March 21, 2023 Gwinnett County Public Schools (GCPS) receives drinking water from the Gwinnett County Department of Water Resources, which sets water quality goals higher than those required by state and federal regulations and consistently complies with the Safe Drinking Water Act. Therefore, the water quality in GCPS facilities is comparable to water generally available to the public in any other county location. The well-being of our students and staff is a top priority; this includes access to safe drinking water. GCPS has a long history of successful inspections and continues to comply with state and federal laws.
In response to the passage of the Safe Drinking Water Act, GCPS began testing drinking water for lead content in November 1987 with assistance from the Gwinnett County Water Department. When a sample exceeded the new standard, action was taken to identify the source of the elevated lead level and correct the problem. By January 13, 1989, all Gwinnett County Public Schools had been tested for lead in water and met the new standard. GCPS also modified its Construction Guide Specifications in 1988 to align with new regulations and require Architects and Contractors to comply with requirements regarding no lead in-building domestic water systems and to certify that only lead-free water coolers are used in the construction of new schools, additions, or renovations.
By January 31, 1990, per Federal regulation, GCPS had inspected all schools for lead-containing water coolers, including those identified by the Environmental Protection Agency (EPA). None in use were found to pose a health hazard. As manufacturers provided more information the following year, GCPS replaced 24 water coolers through sponsored replacement/refund programs. On March 23, 1992, this was reported to the Georgia Department of Education in reply to an EPA-requested survey of local school systems. Available records show that GCPS continued working with the Gwinnett County Water Department to test for lead in drinking water in new schools and additions through March of 1994.
In October 2016, due to renewed public concern raised by a highly publicized situation in Flint, Michigan, GCPS worked with the Gwinnett County Water Department to spot-check 10 schools selected across the district, representing the oldest facility, the newest, and many in between. This included schools with and without additions and renovations. Three samples were taken from each location. All 30 samples measured 0 ppb of lead (reported in the equivalent micrograms per liter, ug/l). The EPA requires that lead mitigation action must be taken if 15 ppb of lead is found in water samples.
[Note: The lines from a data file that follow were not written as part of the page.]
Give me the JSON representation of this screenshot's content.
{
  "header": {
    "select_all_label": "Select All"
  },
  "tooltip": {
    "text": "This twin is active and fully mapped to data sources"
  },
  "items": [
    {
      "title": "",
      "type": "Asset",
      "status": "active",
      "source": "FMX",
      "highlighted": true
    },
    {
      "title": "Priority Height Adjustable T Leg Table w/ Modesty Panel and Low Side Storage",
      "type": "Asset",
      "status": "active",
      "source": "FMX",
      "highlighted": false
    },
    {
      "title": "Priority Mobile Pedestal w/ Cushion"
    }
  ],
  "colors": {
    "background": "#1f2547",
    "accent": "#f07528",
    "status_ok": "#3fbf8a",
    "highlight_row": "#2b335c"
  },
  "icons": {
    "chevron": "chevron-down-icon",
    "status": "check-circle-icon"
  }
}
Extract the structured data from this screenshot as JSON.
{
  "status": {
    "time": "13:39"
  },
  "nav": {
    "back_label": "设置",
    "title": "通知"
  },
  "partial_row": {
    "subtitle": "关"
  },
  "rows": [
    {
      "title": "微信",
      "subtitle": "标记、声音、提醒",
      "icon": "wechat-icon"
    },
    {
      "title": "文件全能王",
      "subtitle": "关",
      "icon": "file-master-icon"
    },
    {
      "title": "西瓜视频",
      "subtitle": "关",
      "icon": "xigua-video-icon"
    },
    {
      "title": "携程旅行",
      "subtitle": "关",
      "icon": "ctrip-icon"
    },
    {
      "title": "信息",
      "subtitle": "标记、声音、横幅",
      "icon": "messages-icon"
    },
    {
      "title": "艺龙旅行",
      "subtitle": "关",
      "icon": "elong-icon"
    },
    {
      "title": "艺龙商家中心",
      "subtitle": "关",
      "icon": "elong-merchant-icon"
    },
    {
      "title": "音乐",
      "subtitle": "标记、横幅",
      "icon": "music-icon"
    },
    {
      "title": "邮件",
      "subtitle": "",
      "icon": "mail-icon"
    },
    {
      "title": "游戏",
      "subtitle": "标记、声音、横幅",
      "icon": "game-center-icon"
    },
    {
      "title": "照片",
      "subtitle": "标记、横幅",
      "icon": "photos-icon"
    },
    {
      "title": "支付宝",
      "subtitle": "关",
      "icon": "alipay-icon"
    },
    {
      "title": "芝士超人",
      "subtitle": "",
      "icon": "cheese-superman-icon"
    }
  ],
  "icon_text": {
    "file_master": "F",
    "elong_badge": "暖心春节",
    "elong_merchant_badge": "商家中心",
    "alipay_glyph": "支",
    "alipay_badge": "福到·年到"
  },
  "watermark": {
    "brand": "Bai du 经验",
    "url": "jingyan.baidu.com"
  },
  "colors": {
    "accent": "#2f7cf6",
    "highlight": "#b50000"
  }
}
As of March 2023, GCPS is in the beginning stages of developing a plan to begin a new series of water tests. As the largest school district in the state with 142 schools, each with dozens of drinking water sources, creating that plan and carrying out testing will not happen overnight. With that said, GCPS has prioritized developing a testing plan and is committed to ensuring the water in its schools remains safe to consume, and the district will do everything it its power to ensure it remains that way.